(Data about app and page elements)
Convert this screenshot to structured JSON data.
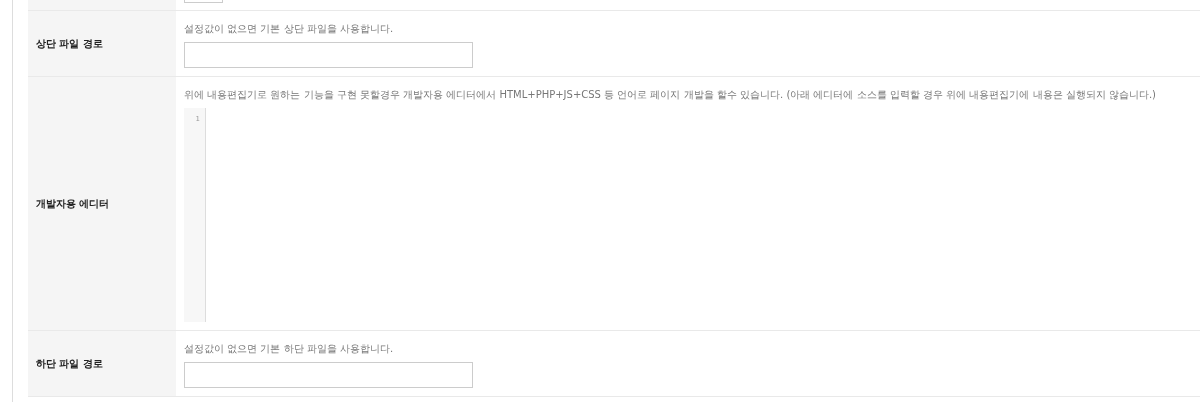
{
  "rows": [
    {
      "kind": "text",
      "label": "상단 파일 경로",
      "help": "설정값이 없으면 기본 상단 파일을 사용합니다.",
      "value": ""
    },
    {
      "kind": "editor",
      "label": "개발자용 에디터",
      "help": "위에 내용편집기로 원하는 기능을 구현 못할경우 개발자용 에디터에서 HTML+PHP+JS+CSS 등 언어로 페이지 개발을 할수 있습니다. (아래 에디터에 소스를 입력할 경우 위에 내용편집기에 내용은 실행되지 않습니다.)",
      "line_numbers": [
        "1"
      ]
    },
    {
      "kind": "text",
      "label": "하단 파일 경로",
      "help": "설정값이 없으면 기본 하단 파일을 사용합니다.",
      "value": ""
    }
  ]
}
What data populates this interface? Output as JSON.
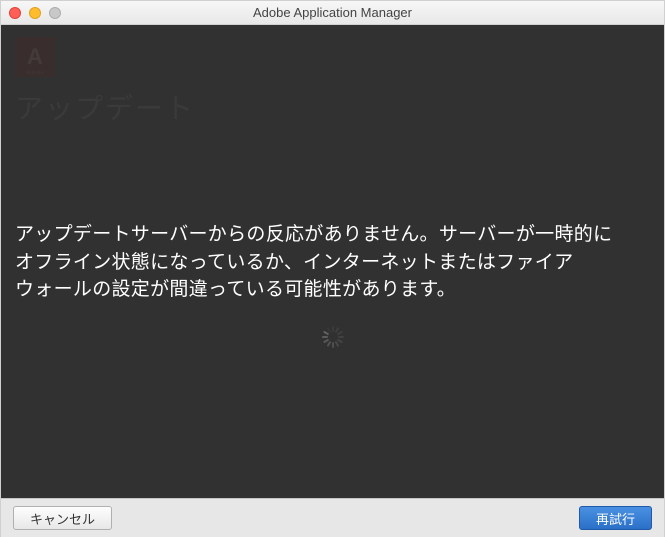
{
  "window": {
    "title": "Adobe Application Manager"
  },
  "background": {
    "logo_text": "A",
    "logo_sub": "Adobe",
    "heading": "アップデート"
  },
  "dialog": {
    "error_line1": "アップデートサーバーからの反応がありません。サーバーが一時的に",
    "error_line2": "オフライン状態になっているか、インターネットまたはファイア",
    "error_line3": "ウォールの設定が間違っている可能性があります。"
  },
  "footer": {
    "cancel_label": "キャンセル",
    "retry_label": "再試行"
  }
}
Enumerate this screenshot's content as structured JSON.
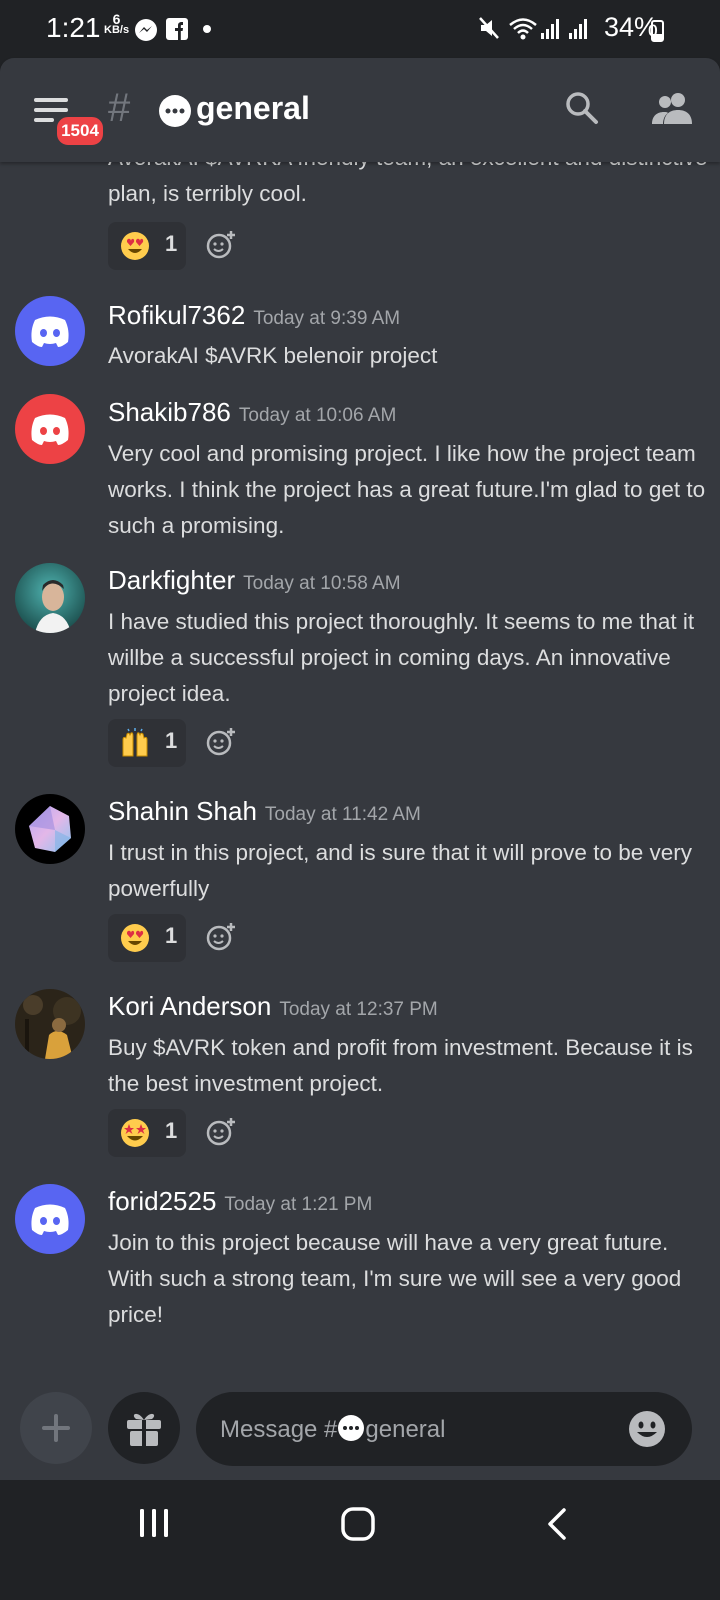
{
  "status_bar": {
    "time": "1:21",
    "net_speed_value": "6",
    "net_speed_unit": "KB/s",
    "battery": "34%"
  },
  "header": {
    "menu_badge": "1504",
    "channel_name": "general",
    "icons": [
      "menu-icon",
      "hash-icon",
      "search-icon",
      "members-icon"
    ]
  },
  "messages": [
    {
      "text": "AvorakAI $AVRKA friendly team, an excellent and distinctive plan, is terribly cool.",
      "reaction": {
        "emoji": "heart-eyes-emoji",
        "count": "1"
      }
    },
    {
      "author": "Rofikul7362",
      "timestamp": "Today at 9:39 AM",
      "text": "AvorakAI $AVRK belenoir project",
      "avatar_color": "#5865f2"
    },
    {
      "author": "Shakib786",
      "timestamp": "Today at 10:06 AM",
      "text": "Very cool and promising project. I like how the project team works. I think the project has a great future.I'm glad to get to such a promising.",
      "avatar_color": "#ed4245"
    },
    {
      "author": "Darkfighter",
      "timestamp": "Today at 10:58 AM",
      "text": "I have studied this project thoroughly. It seems to me that it willbe a successful project in coming days. An innovative project idea.",
      "reaction": {
        "emoji": "raising-hands-emoji",
        "count": "1"
      }
    },
    {
      "author": "Shahin Shah",
      "timestamp": "Today at 11:42 AM",
      "text": "I trust in this project, and is sure that it will prove to be very powerfully",
      "reaction": {
        "emoji": "heart-eyes-emoji",
        "count": "1"
      }
    },
    {
      "author": "Kori Anderson",
      "timestamp": "Today at 12:37 PM",
      "text": "Buy $AVRK token and profit from investment. Because it is the best investment project.",
      "reaction": {
        "emoji": "star-struck-emoji",
        "count": "1"
      }
    },
    {
      "author": "forid2525",
      "timestamp": "Today at 1:21 PM",
      "text": "Join to this project because will have a very great future. With such a strong team, I'm sure we will see a very good price!",
      "avatar_color": "#5865f2"
    }
  ],
  "input": {
    "placeholder_prefix": "Message #",
    "placeholder_channel": "general"
  },
  "colors": {
    "background": "#36393f",
    "dark": "#202225",
    "blurple": "#5865f2",
    "red": "#ed4245"
  }
}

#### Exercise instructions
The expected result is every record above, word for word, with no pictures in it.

#### Your solution
Convert this screenshot to structured JSON data.
{
  "rows": [
    {
      "kind": "text",
      "label": "상단 파일 경로",
      "help": "설정값이 없으면 기본 상단 파일을 사용합니다.",
      "value": ""
    },
    {
      "kind": "editor",
      "label": "개발자용 에디터",
      "help": "위에 내용편집기로 원하는 기능을 구현 못할경우 개발자용 에디터에서 HTML+PHP+JS+CSS 등 언어로 페이지 개발을 할수 있습니다. (아래 에디터에 소스를 입력할 경우 위에 내용편집기에 내용은 실행되지 않습니다.)",
      "line_numbers": [
        "1"
      ]
    },
    {
      "kind": "text",
      "label": "하단 파일 경로",
      "help": "설정값이 없으면 기본 하단 파일을 사용합니다.",
      "value": ""
    }
  ]
}
What data populates this interface? Output as JSON.
{
  "window": {
    "title": "Adobe Application Manager"
  },
  "background": {
    "logo_text": "A",
    "logo_sub": "Adobe",
    "heading": "アップデート"
  },
  "dialog": {
    "error_line1": "アップデートサーバーからの反応がありません。サーバーが一時的に",
    "error_line2": "オフライン状態になっているか、インターネットまたはファイア",
    "error_line3": "ウォールの設定が間違っている可能性があります。"
  },
  "footer": {
    "cancel_label": "キャンセル",
    "retry_label": "再試行"
  }
}
Enumerate this screenshot's content as structured JSON.
{
  "status_bar": {
    "time": "1:21",
    "net_speed_value": "6",
    "net_speed_unit": "KB/s",
    "battery": "34%"
  },
  "header": {
    "menu_badge": "1504",
    "channel_name": "general",
    "icons": [
      "menu-icon",
      "hash-icon",
      "search-icon",
      "members-icon"
    ]
  },
  "messages": [
    {
      "text": "AvorakAI $AVRKA friendly team, an excellent and distinctive plan, is terribly cool.",
      "reaction": {
        "emoji": "heart-eyes-emoji",
        "count": "1"
      }
    },
    {
      "author": "Rofikul7362",
      "timestamp": "Today at 9:39 AM",
      "text": "AvorakAI $AVRK belenoir project",
      "avatar_color": "#5865f2"
    },
    {
      "author": "Shakib786",
      "timestamp": "Today at 10:06 AM",
      "text": "Very cool and promising project. I like how the project team works. I think the project has a great future.I'm glad to get to such a promising.",
      "avatar_color": "#ed4245"
    },
    {
      "author": "Darkfighter",
      "timestamp": "Today at 10:58 AM",
      "text": "I have studied this project thoroughly. It seems to me that it willbe a successful project in coming days. An innovative project idea.",
      "reaction": {
        "emoji": "raising-hands-emoji",
        "count": "1"
      }
    },
    {
      "author": "Shahin Shah",
      "timestamp": "Today at 11:42 AM",
      "text": "I trust in this project, and is sure that it will prove to be very powerfully",
      "reaction": {
        "emoji": "heart-eyes-emoji",
        "count": "1"
      }
    },
    {
      "author": "Kori Anderson",
      "timestamp": "Today at 12:37 PM",
      "text": "Buy $AVRK token and profit from investment. Because it is the best investment project.",
      "reaction": {
        "emoji": "star-struck-emoji",
        "count": "1"
      }
    },
    {
      "author": "forid2525",
      "timestamp": "Today at 1:21 PM",
      "text": "Join to this project because will have a very great future. With such a strong team, I'm sure we will see a very good price!",
      "avatar_color": "#5865f2"
    }
  ],
  "input": {
    "placeholder_prefix": "Message #",
    "placeholder_channel": "general"
  },
  "colors": {
    "background": "#36393f",
    "dark": "#202225",
    "blurple": "#5865f2",
    "red": "#ed4245"
  }
}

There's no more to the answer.